1. A population of interneurons that control feeding behavior in the mollusk Pleurobranchaea has been analyzed by dye injection and intracellular stimulation/recording in whole animals and reduced preparations. The population consists of 12-16 somata distributed in two bilaterally symmetrical groups on the anterior edge of the cerebropleural ganglion (brain). On the basis of their position adjacent to the cerebral lobes, these cells have been named paracerebral neurons (PCNs). This study concerns pme subset pf [MCs. the large, phasic ones, which have the strongest effect on the feeding rhythm (21). 2. Each PCN sends a descending axon via the ipsilateral cerebrobuccal connective to the buccal ganglion. Axon branches have not been detected in other brain or buccal nerves and hence the PCNs appear to be interneurons. 3. In whole-animal preparations, tonic intracellular depolarization of the PNCs causes them to discharge cyclic bursts of action potentials interrupted by a characteristic hyperpolarization. In all specimens that exhibit feeding behavior, the interburst hyperpolarization is invariably accompanied by radula closure and the beginning of proboscis retraction (the "bite"). No other behavorial effect of PCN stimulation has been observed. 4. In whole-animal preparations, the PCNs are excited by food and tactile stimulation of the oral veil, rhinophores, and tentacles. When such stimuli induce feeding the PCNs discharge in the same bursting pattern seen during tonic PCN depolarization, with the cyclic interburst hyperpolarization phase locked to the bit. When specimens egest an unpalatable object by cyclic buccal movements, however, the PCNs are silent. The PCNs therefore exhibit properties expected of behaviorally specific "command" neurons for feeding. 5. Silencing one or two PCNs by hyperpolarization may weaken but does not prevent feeding induced by natural food stimuli. Single PCNs therefore can be sufficient but are not necessary to induction of feeding behavior. Instead the PCNs presumably operate as a population to control feeding. 6. In isolated nervous system preparations tonic extracellular stimulation of the stomatogastric nerve of the buccal ganglion elicits a cyclic motor rhythm that is similar in general features to the PNC-induced motor rhythm. Bursts of PCN action potentials intercalated at the normal phase position in this cycle intensify the buccal rhythm. Bursts of PCN impulses intercalated at abnormal phase positions reset the buccal rhythm. The PCNs, therefore, also exhibit properties expected of pattern-generator elements and/or coordinating neurons for the buccal rhythm. 7. The PCNs are recruited into activity when the buccal motor rhythm is elicited by stomatogastric nerve stimulation or stimulation of the reidentifiable ventral white cell. The functional synergy between the PCNs and the buccal rhythm is therefore reciprocal. 8...

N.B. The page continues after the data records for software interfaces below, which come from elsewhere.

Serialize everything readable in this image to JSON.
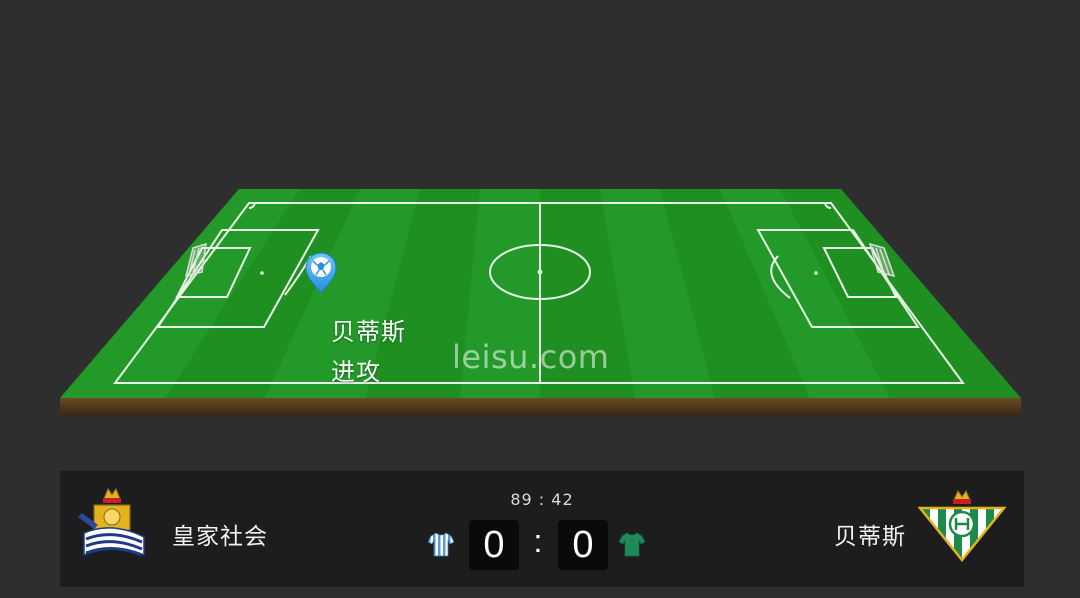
{
  "match": {
    "clock": "89 : 42",
    "home": {
      "name": "皇家社会",
      "score": "0",
      "crest_icon": "real-sociedad-crest-icon",
      "kit_icon": "striped-shirt-icon",
      "kit_color": "#8fb9e6"
    },
    "away": {
      "name": "贝蒂斯",
      "score": "0",
      "crest_icon": "real-betis-crest-icon",
      "kit_icon": "green-shirt-icon",
      "kit_color": "#1f8a55"
    },
    "separator": ":"
  },
  "event": {
    "team": "贝蒂斯",
    "action": "进攻",
    "marker_icon": "ball-location-pin-icon"
  },
  "watermark": "leisu.com",
  "colors": {
    "background": "#2e2e2e",
    "scoreboard": "#1d1d1d",
    "pitch": "#1f8f22",
    "marker": "#3aa6e8"
  }
}
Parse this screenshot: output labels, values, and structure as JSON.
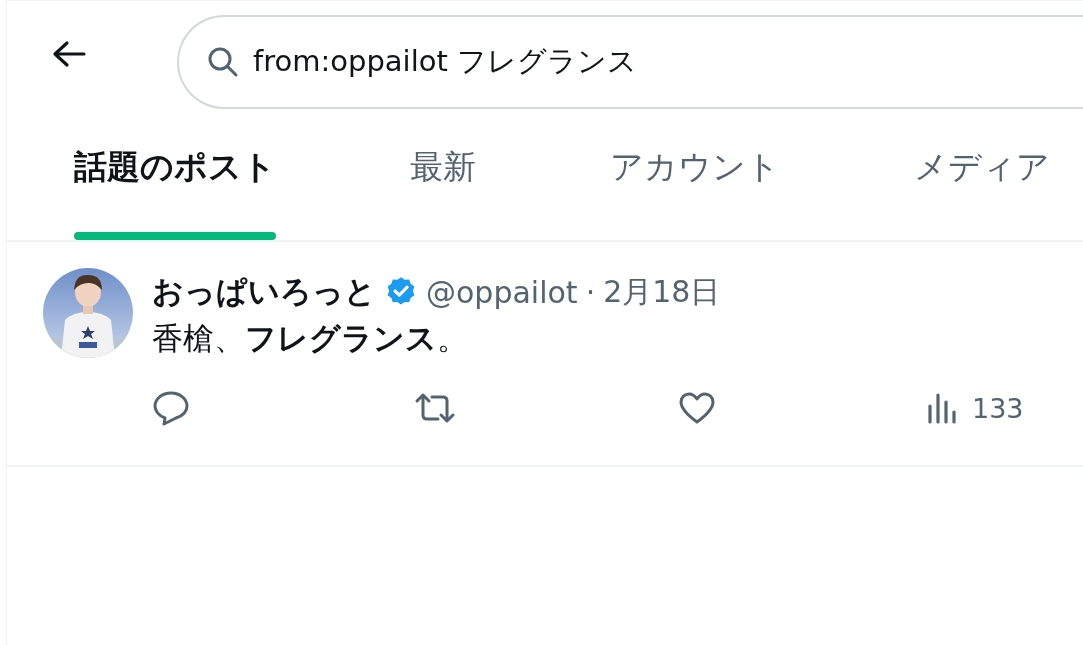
{
  "search": {
    "value": "from:oppailot フレグランス"
  },
  "tabs": [
    {
      "label": "話題のポスト",
      "selected": true
    },
    {
      "label": "最新",
      "selected": false
    },
    {
      "label": "アカウント",
      "selected": false
    },
    {
      "label": "メディア",
      "selected": false
    }
  ],
  "posts": [
    {
      "author": "おっぱいろっと",
      "verified": true,
      "handle": "@oppailot",
      "separator": "·",
      "date": "2月18日",
      "text": "香槍、**フレグランス**。",
      "actions": [
        {
          "kind": "reply"
        },
        {
          "kind": "repost"
        },
        {
          "kind": "like"
        },
        {
          "kind": "views",
          "count": "133"
        }
      ]
    }
  ]
}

Publication types

  • Research Support, U.S. Gov't, P.H.S.

MeSH terms

  • Animals
  • Brain / physiology*
  • Electric Conductivity
  • Electric Stimulation
  • Feeding Behavior*
  • Interneurons / physiology*
  • Mollusca
  • Physical Stimulation